'The Scream' Mystery Solved

Researchers have discovered the white mark is wax.Researchers have discovered the white mark is wax.

For 123 years, it had been assumed the earliest version of Edvard Munch's masterpiece was soiled by bird droppings - but now the truth is revealed.

Munch's expressionist masterpiece 'The Scream' features a tortured figure, frozen in time with a blazing orange skyline behind, the Mirror reported.

The artist painted four versions between 1893 and 1910, but the most renowned is that found in the Norwegian National Museum.

However, it differs from the other versions in that it features a mysterious white smudge near the central figure's right shoulder.

Photographs from the late 19th Century show Munch often worked outside in the snow, keeping his paintings barely sheltered by a wooden shed. Another was that Munch, or someone else, simply dropped a splash of white paint by accident.
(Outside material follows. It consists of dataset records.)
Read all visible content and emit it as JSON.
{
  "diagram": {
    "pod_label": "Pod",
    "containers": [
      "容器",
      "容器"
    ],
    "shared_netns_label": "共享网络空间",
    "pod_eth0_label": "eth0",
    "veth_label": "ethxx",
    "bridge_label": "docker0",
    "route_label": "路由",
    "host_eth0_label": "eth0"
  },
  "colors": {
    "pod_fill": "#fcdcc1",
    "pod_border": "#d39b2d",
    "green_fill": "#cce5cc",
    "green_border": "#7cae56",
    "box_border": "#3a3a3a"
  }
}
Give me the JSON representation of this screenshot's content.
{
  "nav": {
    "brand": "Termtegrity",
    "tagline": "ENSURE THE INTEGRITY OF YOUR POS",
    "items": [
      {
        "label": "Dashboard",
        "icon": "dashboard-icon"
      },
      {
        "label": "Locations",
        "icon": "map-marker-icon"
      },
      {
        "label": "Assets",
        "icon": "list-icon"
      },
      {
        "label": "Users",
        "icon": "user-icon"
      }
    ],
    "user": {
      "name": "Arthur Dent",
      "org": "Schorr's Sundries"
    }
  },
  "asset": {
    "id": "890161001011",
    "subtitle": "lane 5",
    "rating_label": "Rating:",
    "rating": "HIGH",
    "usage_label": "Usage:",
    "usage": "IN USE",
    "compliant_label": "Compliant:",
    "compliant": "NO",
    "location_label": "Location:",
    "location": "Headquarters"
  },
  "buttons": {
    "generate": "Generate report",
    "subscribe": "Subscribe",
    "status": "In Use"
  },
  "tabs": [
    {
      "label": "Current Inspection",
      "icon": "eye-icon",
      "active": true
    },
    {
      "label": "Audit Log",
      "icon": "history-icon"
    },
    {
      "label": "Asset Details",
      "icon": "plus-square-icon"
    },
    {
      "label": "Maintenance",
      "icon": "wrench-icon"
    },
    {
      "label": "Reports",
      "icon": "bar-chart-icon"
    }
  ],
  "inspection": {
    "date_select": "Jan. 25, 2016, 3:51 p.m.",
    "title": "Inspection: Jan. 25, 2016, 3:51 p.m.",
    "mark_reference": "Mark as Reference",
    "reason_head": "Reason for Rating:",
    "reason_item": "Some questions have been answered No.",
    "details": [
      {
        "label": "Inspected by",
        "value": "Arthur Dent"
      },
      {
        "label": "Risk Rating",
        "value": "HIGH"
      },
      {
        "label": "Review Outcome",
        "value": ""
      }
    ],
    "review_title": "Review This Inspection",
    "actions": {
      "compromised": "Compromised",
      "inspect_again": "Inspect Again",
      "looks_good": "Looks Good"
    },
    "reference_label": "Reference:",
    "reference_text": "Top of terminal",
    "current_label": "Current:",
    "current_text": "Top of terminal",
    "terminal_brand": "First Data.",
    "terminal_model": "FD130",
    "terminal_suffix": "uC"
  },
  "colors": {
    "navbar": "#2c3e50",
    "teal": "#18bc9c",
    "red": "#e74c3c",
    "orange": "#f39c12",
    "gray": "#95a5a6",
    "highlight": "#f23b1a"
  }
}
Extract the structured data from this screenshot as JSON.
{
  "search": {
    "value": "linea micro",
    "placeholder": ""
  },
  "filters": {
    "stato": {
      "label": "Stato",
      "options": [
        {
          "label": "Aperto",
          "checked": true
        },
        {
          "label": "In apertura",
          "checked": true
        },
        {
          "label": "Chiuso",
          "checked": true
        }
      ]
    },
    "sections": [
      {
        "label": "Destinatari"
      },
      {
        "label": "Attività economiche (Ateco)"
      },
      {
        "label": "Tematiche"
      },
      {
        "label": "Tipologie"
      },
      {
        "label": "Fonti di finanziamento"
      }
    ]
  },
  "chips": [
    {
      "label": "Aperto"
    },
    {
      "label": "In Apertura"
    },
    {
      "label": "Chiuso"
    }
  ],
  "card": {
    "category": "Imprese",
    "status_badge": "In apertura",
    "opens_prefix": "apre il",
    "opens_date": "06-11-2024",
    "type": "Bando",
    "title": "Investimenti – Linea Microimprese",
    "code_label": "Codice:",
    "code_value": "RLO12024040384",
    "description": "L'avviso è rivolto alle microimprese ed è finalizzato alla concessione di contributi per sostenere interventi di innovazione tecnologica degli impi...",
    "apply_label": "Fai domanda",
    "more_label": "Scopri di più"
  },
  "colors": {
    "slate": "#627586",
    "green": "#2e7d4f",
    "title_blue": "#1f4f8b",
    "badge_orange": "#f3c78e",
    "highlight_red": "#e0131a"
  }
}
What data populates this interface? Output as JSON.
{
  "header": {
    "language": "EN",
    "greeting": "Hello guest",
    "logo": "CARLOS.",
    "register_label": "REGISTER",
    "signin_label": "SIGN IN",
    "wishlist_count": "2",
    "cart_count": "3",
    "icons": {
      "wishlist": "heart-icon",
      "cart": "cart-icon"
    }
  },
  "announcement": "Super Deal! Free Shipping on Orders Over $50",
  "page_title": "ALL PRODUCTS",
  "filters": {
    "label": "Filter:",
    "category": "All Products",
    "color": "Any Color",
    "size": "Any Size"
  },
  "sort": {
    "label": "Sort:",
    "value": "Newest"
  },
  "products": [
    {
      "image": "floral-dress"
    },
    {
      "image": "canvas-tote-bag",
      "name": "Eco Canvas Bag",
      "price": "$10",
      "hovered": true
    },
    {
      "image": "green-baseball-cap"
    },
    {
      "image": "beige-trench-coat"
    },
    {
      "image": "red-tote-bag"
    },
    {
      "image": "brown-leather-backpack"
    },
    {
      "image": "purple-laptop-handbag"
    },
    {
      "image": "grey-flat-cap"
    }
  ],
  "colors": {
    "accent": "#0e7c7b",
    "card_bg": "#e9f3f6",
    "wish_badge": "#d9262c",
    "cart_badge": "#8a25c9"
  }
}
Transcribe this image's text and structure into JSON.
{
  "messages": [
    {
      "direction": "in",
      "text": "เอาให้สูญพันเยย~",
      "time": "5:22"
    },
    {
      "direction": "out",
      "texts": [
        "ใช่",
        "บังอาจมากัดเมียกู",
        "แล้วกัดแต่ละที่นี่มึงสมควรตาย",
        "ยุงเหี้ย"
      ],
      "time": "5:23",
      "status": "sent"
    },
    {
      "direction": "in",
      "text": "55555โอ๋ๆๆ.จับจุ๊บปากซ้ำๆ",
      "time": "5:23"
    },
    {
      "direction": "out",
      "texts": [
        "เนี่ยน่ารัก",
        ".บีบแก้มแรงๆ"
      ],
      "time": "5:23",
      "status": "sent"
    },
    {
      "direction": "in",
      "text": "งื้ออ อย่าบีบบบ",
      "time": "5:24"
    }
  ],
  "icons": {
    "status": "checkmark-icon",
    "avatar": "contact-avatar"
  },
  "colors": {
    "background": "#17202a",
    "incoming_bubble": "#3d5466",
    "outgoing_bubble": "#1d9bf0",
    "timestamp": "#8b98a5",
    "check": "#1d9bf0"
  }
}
But following painstaking research, a team of scientists led by Dr. Geert Van der Snickt of the University of Antwerp have uncovered the truth.

The white smudge was caused by wax, probably dripped from a candle in Munch's studio onto the painting.

Researchers analyzed The Scream' using a machine they developed themselves called a 'Macro X-ray fluorescence scanner'.

The scans immediately ruled out paint as no pigments or calcium was detected. The team then took a micro sample of the white spot and sent it for analysis in Hamburg.

PhD student Frederik Vanmeert said: "I immediately recognized the diffraction pattern of wax as I encountered this material several times upon measuring paintings."

In the past, artists often used bees wax or a similar material on fragile paintings to stop paint from flaking or to attach a new canvas to the back of a degraded old one.

But in the case of 'The Scream', it is more likely that the white spots are in fact splatters of molten wax that accidentally dripped from a candle in Munch's studio.

The fourth version (pastel, 1895) was sold for $120 million at Sotheby's Impressionist and Modern Art auction in 2012. It is the fourth highest nominal price paid for a painting at the auction.